## Data for review
::::::::::
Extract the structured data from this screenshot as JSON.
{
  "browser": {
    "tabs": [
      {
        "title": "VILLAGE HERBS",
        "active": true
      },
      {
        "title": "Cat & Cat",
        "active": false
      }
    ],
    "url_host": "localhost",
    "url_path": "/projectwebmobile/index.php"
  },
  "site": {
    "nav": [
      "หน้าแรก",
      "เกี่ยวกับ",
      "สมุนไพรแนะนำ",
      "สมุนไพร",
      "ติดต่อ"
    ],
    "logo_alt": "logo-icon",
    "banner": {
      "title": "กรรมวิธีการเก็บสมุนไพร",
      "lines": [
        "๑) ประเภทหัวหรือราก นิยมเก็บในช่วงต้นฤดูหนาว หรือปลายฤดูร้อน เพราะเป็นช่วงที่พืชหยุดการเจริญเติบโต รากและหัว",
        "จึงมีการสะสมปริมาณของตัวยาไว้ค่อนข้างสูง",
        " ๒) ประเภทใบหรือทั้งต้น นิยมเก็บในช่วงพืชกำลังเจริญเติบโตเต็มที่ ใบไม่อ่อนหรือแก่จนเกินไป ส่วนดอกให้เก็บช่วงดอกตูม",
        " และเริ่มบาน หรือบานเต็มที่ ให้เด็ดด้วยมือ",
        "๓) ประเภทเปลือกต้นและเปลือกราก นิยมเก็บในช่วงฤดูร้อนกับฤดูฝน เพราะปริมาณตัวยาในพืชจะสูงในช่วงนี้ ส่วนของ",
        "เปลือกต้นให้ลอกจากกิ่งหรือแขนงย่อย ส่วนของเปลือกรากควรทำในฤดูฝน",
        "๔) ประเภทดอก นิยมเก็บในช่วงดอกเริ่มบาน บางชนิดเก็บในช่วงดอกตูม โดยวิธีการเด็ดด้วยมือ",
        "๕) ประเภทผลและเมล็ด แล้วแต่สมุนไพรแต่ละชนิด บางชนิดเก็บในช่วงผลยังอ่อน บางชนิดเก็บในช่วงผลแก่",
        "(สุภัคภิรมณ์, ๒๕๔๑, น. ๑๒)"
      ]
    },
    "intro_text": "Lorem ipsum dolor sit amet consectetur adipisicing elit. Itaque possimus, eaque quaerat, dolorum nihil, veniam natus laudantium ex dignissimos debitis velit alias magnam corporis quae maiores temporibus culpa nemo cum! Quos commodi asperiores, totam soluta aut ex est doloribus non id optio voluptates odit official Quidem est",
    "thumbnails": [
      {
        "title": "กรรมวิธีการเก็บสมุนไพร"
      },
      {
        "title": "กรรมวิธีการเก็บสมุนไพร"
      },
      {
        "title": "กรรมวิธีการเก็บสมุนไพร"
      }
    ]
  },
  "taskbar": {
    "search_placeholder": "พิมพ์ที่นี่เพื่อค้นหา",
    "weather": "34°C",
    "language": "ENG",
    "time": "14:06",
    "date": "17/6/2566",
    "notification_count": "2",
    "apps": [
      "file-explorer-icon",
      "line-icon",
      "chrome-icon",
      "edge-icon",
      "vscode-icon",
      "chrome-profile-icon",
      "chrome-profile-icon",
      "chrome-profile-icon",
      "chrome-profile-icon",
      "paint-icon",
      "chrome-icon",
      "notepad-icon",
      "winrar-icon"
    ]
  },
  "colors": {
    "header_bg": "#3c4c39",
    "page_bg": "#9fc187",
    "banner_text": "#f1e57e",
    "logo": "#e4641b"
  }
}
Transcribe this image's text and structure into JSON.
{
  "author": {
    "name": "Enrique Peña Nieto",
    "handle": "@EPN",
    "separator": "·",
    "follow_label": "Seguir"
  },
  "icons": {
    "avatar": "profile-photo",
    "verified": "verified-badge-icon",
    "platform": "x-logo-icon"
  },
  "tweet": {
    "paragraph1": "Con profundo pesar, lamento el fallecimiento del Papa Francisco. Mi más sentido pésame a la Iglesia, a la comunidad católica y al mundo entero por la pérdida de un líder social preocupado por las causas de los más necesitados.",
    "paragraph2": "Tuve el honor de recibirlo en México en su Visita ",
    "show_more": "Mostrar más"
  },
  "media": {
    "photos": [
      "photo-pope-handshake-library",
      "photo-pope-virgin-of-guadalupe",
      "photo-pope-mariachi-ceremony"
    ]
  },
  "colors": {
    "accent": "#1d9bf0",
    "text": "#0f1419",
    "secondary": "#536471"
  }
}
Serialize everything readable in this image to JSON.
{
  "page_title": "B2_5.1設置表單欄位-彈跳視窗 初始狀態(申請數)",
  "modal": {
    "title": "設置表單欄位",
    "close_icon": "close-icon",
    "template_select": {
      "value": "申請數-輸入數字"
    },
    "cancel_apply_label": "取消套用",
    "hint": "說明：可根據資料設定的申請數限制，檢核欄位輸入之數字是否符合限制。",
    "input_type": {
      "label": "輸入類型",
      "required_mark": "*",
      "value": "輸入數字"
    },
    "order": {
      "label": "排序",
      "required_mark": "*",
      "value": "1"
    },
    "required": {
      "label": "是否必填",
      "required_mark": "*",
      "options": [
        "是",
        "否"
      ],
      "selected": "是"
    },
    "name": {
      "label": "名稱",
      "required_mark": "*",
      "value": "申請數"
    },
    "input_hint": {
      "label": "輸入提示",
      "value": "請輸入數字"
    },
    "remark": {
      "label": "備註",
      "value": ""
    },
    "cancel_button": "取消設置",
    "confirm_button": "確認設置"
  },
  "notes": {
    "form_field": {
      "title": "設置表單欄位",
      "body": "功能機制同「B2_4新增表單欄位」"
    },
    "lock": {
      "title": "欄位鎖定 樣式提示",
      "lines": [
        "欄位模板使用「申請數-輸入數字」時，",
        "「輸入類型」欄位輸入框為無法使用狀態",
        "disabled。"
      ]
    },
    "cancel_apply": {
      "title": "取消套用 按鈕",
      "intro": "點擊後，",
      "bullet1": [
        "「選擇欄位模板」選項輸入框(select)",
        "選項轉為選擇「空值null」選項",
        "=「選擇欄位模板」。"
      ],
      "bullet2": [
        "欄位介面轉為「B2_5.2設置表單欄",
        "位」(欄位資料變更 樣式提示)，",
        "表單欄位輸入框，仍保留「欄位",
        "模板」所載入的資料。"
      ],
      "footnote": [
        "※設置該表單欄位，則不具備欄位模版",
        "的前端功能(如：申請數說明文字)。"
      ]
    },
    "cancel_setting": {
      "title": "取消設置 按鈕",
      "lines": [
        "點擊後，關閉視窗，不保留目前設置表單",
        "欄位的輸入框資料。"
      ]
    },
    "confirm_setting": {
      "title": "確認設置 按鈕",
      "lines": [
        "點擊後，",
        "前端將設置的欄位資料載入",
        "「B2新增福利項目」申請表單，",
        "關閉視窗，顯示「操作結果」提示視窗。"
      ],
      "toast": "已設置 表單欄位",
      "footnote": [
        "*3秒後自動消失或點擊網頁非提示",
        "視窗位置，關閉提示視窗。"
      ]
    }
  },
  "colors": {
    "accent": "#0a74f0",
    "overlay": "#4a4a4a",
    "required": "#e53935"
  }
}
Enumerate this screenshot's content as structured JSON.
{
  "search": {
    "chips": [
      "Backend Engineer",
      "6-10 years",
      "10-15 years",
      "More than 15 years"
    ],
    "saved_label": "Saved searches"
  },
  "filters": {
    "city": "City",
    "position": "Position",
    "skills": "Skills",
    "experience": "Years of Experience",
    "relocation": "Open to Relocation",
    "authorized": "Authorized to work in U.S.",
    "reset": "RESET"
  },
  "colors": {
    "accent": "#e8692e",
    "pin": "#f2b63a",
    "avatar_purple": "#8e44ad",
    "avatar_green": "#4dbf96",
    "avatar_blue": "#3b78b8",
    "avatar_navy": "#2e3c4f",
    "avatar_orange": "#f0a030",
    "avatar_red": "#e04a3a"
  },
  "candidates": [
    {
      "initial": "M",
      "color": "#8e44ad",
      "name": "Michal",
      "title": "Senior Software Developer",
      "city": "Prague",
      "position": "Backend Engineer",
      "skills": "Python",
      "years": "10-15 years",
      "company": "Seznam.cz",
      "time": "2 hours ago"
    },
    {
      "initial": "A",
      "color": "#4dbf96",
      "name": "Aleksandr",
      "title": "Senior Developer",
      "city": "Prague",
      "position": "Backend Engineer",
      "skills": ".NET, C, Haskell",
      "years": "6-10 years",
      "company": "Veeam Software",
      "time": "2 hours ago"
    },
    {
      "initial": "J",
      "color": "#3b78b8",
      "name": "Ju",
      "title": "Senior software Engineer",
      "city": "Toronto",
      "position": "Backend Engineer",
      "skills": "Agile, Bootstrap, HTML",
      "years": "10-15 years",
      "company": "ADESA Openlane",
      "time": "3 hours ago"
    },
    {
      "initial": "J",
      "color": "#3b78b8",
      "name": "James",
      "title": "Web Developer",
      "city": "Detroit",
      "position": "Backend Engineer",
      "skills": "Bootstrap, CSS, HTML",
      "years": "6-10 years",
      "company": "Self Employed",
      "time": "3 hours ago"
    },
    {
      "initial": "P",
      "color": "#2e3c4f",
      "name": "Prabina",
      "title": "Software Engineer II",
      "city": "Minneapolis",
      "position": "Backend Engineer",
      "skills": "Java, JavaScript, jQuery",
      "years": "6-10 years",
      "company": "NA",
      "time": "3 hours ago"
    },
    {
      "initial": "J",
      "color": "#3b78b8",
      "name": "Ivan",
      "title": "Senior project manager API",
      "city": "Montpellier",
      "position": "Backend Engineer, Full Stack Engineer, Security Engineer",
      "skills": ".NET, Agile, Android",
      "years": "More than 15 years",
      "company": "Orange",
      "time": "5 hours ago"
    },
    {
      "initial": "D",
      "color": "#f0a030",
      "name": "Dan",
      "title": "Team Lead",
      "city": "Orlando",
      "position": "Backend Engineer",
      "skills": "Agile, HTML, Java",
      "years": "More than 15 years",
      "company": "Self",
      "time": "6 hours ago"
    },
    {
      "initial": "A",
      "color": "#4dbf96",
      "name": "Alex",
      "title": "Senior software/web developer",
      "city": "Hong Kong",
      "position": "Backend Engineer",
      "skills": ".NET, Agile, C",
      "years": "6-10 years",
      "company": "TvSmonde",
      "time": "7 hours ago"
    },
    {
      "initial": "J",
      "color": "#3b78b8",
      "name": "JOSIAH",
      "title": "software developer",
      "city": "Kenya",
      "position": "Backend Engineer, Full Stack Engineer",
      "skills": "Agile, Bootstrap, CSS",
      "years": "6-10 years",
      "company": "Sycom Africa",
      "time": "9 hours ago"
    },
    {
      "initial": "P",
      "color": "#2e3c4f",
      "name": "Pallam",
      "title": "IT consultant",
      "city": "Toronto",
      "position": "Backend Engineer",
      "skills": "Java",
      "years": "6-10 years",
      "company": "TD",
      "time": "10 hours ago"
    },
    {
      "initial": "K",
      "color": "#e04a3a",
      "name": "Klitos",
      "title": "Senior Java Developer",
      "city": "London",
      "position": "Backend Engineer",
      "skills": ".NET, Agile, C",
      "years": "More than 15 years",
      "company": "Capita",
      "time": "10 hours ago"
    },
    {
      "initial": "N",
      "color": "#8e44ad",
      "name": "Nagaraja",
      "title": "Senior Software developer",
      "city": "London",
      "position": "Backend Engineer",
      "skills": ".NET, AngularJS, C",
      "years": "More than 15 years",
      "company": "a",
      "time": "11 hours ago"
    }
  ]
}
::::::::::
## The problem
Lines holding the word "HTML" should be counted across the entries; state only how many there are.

## Response to the task
3